Item 2.           MANAGEMENT’S DISCUSSION AND ANALYSIS OF FINANCIAL CONDITION AND RESULTS OF OPERATIONS

 

The following discussion should be read in conjunction with our Annual Report on Form 10-K for the year ended December 31, 2008, and the consolidated financial statements and accompanying notes included elsewhere in this Quarterly Report on Form 10-Q. The following discussion contains forward-looking statements made pursuant to the safe harbor provisions of Section 21E of the Securities Exchange Act of 1934 and the Private Securities Litigation Reform Act of 1995, including the statements listed in the section entitled Part II, Item 1A—Risk Factors , below.

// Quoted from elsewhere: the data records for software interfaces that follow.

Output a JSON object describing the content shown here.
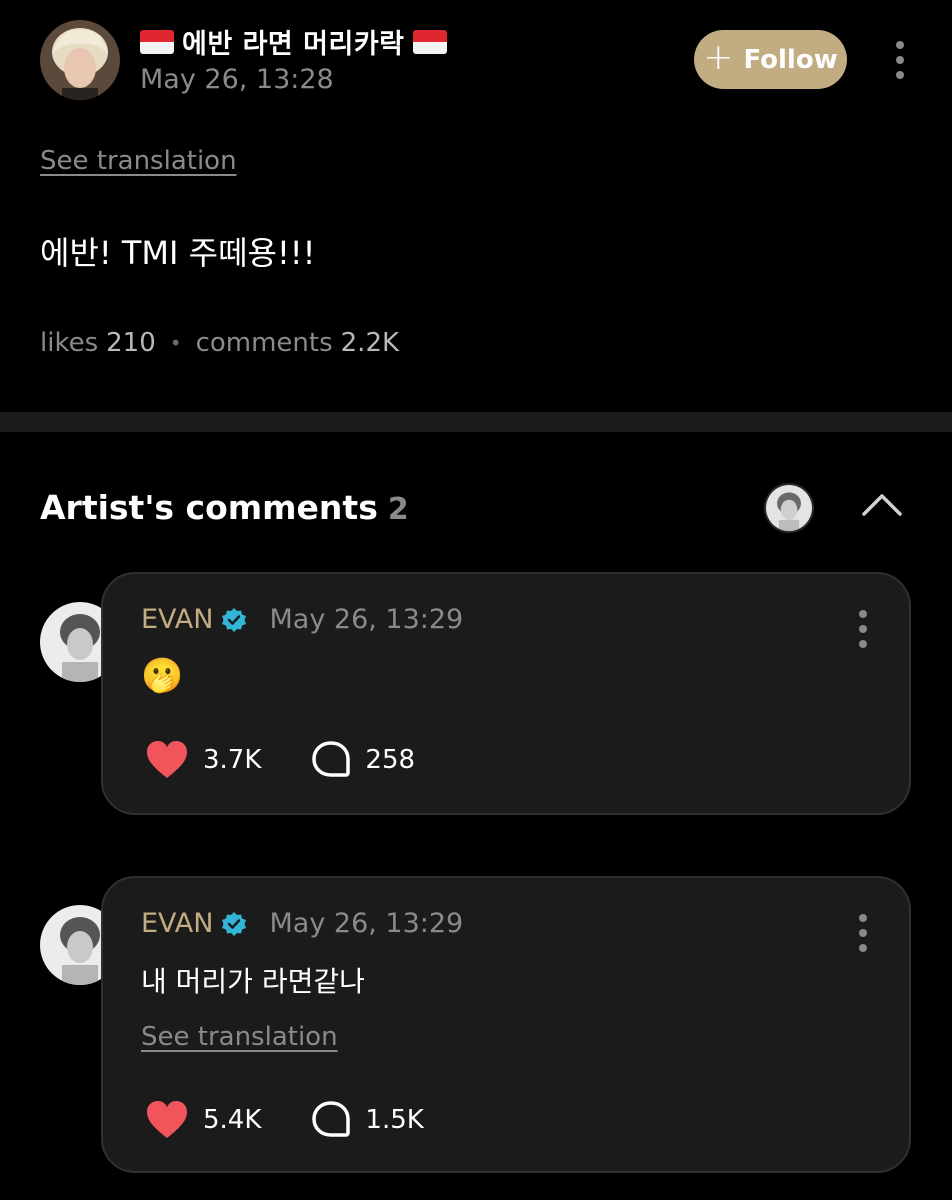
{
  "post": {
    "author": "에반 라면 머리카락",
    "author_flags": [
      "indonesia-flag",
      "indonesia-flag"
    ],
    "timestamp": "May 26, 13:28",
    "follow_label": "Follow",
    "see_translation": "See translation",
    "text": "에반! TMI 주떼용!!!",
    "likes_label": "likes",
    "likes_value": "210",
    "comments_label": "comments",
    "comments_value": "2.2K"
  },
  "artist_comments": {
    "title": "Artist's comments",
    "count": "2",
    "comments": [
      {
        "author": "EVAN",
        "timestamp": "May 26, 13:29",
        "text": "🫢",
        "likes": "3.7K",
        "replies": "258"
      },
      {
        "author": "EVAN",
        "timestamp": "May 26, 13:29",
        "text": "내 머리가 라면같나",
        "see_translation": "See translation",
        "likes": "5.4K",
        "replies": "1.5K"
      }
    ]
  },
  "colors": {
    "background": "#000000",
    "accent": "#c2ad82",
    "like": "#f2545b",
    "verified": "#31b6d8",
    "muted_text": "#8a8a8a",
    "card": "#1b1b1b"
  }
}
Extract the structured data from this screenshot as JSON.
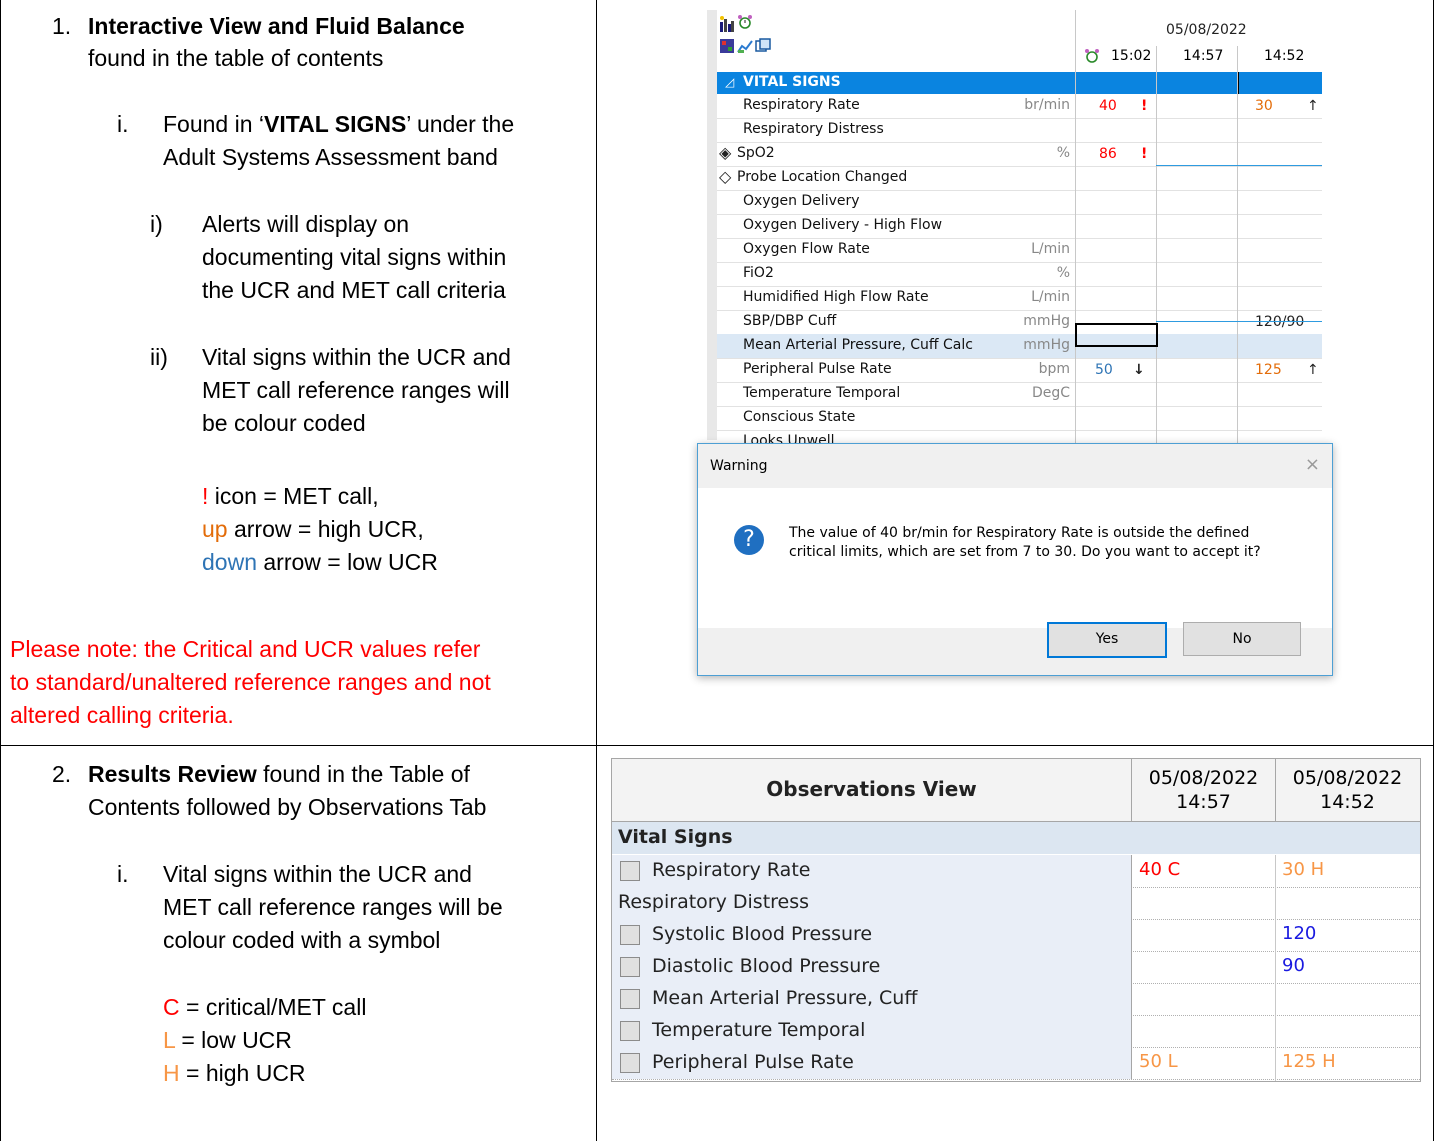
{
  "section1": {
    "num": "1.",
    "title": "Interactive View and Fluid Balance",
    "title_suffix": "found in the table of contents",
    "item_i_num": "i.",
    "item_i_pre": "Found in ‘",
    "item_i_bold": "VITAL SIGNS",
    "item_i_post": "’ under the",
    "item_i_line2": "Adult Systems Assessment band",
    "sub_i_num": "i)",
    "sub_i_lines": [
      "Alerts will display on",
      "documenting vital signs within",
      "the UCR and MET call criteria"
    ],
    "sub_ii_num": "ii)",
    "sub_ii_lines": [
      "Vital signs within the UCR and",
      "MET call reference ranges will",
      "be colour coded"
    ],
    "legend1_sym": "!",
    "legend1_text": " icon = MET call,",
    "legend2_sym": "up",
    "legend2_text": " arrow = high UCR,",
    "legend3_sym": "down",
    "legend3_text": " arrow = low UCR",
    "note_lines": [
      "Please note: the Critical and UCR values refer",
      "to standard/unaltered reference ranges and not",
      "altered calling criteria."
    ]
  },
  "section2": {
    "num": "2.",
    "title": "Results Review",
    "title_suffix": " found in the Table of",
    "line2": "Contents followed by Observations Tab",
    "item_i_num": "i.",
    "item_i_lines": [
      "Vital signs within the UCR and",
      "MET call reference ranges will be",
      "colour coded with a symbol"
    ],
    "legend1_sym": "C",
    "legend1_text": " = critical/MET call",
    "legend2_sym": "L",
    "legend2_text": " = low UCR",
    "legend3_sym": "H",
    "legend3_text": " = high UCR"
  },
  "iview": {
    "date": "05/08/2022",
    "times": [
      "15:02",
      "14:57",
      "14:52"
    ],
    "section": "VITAL SIGNS",
    "rows": [
      {
        "label": "Respiratory Rate",
        "unit": "br/min",
        "v1": "40",
        "f1": "!",
        "v2": "30",
        "f2": "↑"
      },
      {
        "label": "Respiratory Distress",
        "unit": "",
        "v1": "",
        "f1": "",
        "v2": "",
        "f2": ""
      },
      {
        "label": "SpO2",
        "unit": "%",
        "v1": "86",
        "f1": "!",
        "v2": "",
        "f2": ""
      },
      {
        "label": "Probe Location Changed",
        "unit": "",
        "v1": "",
        "f1": "",
        "v2": "",
        "f2": ""
      },
      {
        "label": "Oxygen Delivery",
        "unit": "",
        "v1": "",
        "f1": "",
        "v2": "",
        "f2": ""
      },
      {
        "label": "Oxygen Delivery - High Flow",
        "unit": "",
        "v1": "",
        "f1": "",
        "v2": "",
        "f2": ""
      },
      {
        "label": "Oxygen Flow Rate",
        "unit": "L/min",
        "v1": "",
        "f1": "",
        "v2": "",
        "f2": ""
      },
      {
        "label": "FiO2",
        "unit": "%",
        "v1": "",
        "f1": "",
        "v2": "",
        "f2": ""
      },
      {
        "label": "Humidified High Flow Rate",
        "unit": "L/min",
        "v1": "",
        "f1": "",
        "v2": "",
        "f2": ""
      },
      {
        "label": "SBP/DBP Cuff",
        "unit": "mmHg",
        "v1": "",
        "f1": "",
        "v2": "120/90",
        "f2": ""
      },
      {
        "label": "Mean Arterial Pressure, Cuff Calc",
        "unit": "mmHg",
        "v1": "",
        "f1": "",
        "v2": "",
        "f2": ""
      },
      {
        "label": "Peripheral Pulse Rate",
        "unit": "bpm",
        "v1": "50",
        "f1": "↓",
        "v2": "125",
        "f2": "↑"
      },
      {
        "label": "Temperature Temporal",
        "unit": "DegC",
        "v1": "",
        "f1": "",
        "v2": "",
        "f2": ""
      },
      {
        "label": "Conscious State",
        "unit": "",
        "v1": "",
        "f1": "",
        "v2": "",
        "f2": ""
      },
      {
        "label": "Looks Unwell",
        "unit": "",
        "v1": "",
        "f1": "",
        "v2": "",
        "f2": ""
      }
    ]
  },
  "dialog": {
    "title": "Warning",
    "close": "×",
    "icon": "?",
    "line1": "The value of 40 br/min for Respiratory Rate is outside the defined",
    "line2": "critical limits, which are set from 7 to 30.  Do you want to accept it?",
    "yes": "Yes",
    "no": "No"
  },
  "results": {
    "header": "Observations View",
    "col1_date": "05/08/2022",
    "col1_time": "14:57",
    "col2_date": "05/08/2022",
    "col2_time": "14:52",
    "section": "Vital Signs",
    "rows": [
      {
        "label": "Respiratory Rate",
        "v1": "40 C",
        "v2": "30 H",
        "checkbox": true
      },
      {
        "label": "Respiratory Distress",
        "v1": "",
        "v2": "",
        "checkbox": false
      },
      {
        "label": "Systolic Blood Pressure",
        "v1": "",
        "v2": "120",
        "checkbox": true
      },
      {
        "label": "Diastolic Blood Pressure",
        "v1": "",
        "v2": "90",
        "checkbox": true
      },
      {
        "label": "Mean Arterial Pressure, Cuff",
        "v1": "",
        "v2": "",
        "checkbox": true
      },
      {
        "label": "Temperature Temporal",
        "v1": "",
        "v2": "",
        "checkbox": true
      },
      {
        "label": "Peripheral Pulse Rate",
        "v1": "50 L",
        "v2": "125 H",
        "checkbox": true
      }
    ]
  },
  "colors": {
    "critical": "#ff0000",
    "high": "#e36c09",
    "low": "#2e74b5",
    "ucr_light": "#f79646",
    "dialog_border": "#4d9fd4",
    "iview_section": "#0a84e0"
  }
}
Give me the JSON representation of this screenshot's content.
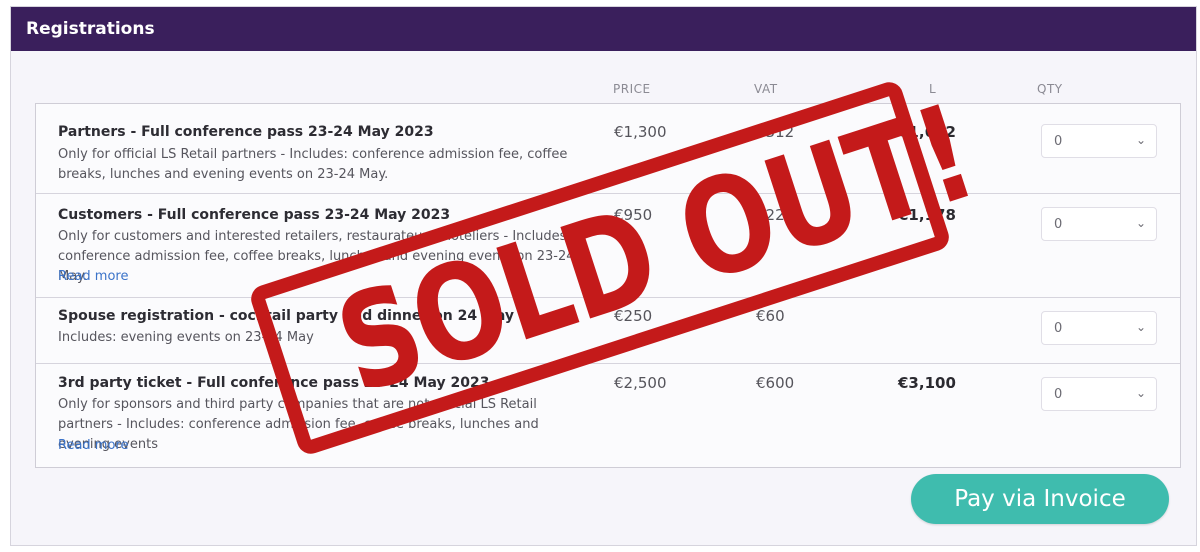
{
  "panel": {
    "title": "Registrations"
  },
  "columns": {
    "price": "PRICE",
    "vat": "VAT",
    "total": "L",
    "qty": "QTY"
  },
  "rows": [
    {
      "title": "Partners - Full conference pass 23-24 May 2023",
      "desc": "Only for official LS Retail partners - Includes: conference admission fee, coffee breaks, lunches and evening events on 23-24 May.",
      "link": "",
      "price": "€1,300",
      "vat": "€312",
      "total": "€1,612",
      "qty": "0"
    },
    {
      "title": "Customers - Full conference pass 23-24 May 2023",
      "desc": "Only for customers and interested retailers, restaurateurs, hoteliers - Includes: conference admission fee, coffee breaks, lunches and evening events on 23-24 May.",
      "link": "Read more",
      "price": "€950",
      "vat": "€228",
      "total": "€1,178",
      "qty": "0"
    },
    {
      "title": "Spouse registration - cocktail party and dinner on 24 May",
      "desc": "Includes: evening events on 23-24 May",
      "link": "",
      "price": "€250",
      "vat": "€60",
      "total": "",
      "qty": "0"
    },
    {
      "title": "3rd party ticket - Full conference pass 23-24 May 2023",
      "desc": "Only for sponsors and third party companies that are not official LS Retail partners - Includes: conference admission fee, coffee breaks, lunches and evening events",
      "link": "Read more",
      "price": "€2,500",
      "vat": "€600",
      "total": "€3,100",
      "qty": "0"
    }
  ],
  "pay_button": "Pay via Invoice",
  "stamp": {
    "text": "SOLD OUT!",
    "color": "#c41a1a"
  },
  "colors": {
    "header": "#3a1f5c",
    "button": "#3fbcae",
    "link": "#3b73c9"
  },
  "icons": {
    "qty_chevron": "chevron-down-icon"
  }
}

These statements are based on our beliefs and expectations about future outcomes and are subject to risks and uncertainties that could cause actual results to differ materially from anticipated results. Factors that could cause or contribute to such differences include those described under the section entitled Risk Factors in Part II, Item 1A of this Quarterly Report on Form 10-Q; factors described in our Annual Report on Form 10-K for the year ended December 31, 2008, under the section entitled Part I, Item 1A—Risk Factors—Forward-Looking Statements ; and factors described in other cautionary statements, cautionary language and risk factors set forth in other filings with the Securities and Exchange Commission (SEC). We undertake no obligation to publicly update these forward-looking statements, whether as a result of new information, future events or otherwise.

 

Overview

 

We are a biotechnology company focused on the development and commercialization of unique products to address the unmet medical needs of patients with chronic and life-threatening cardiovascular and infectious diseases and cancer.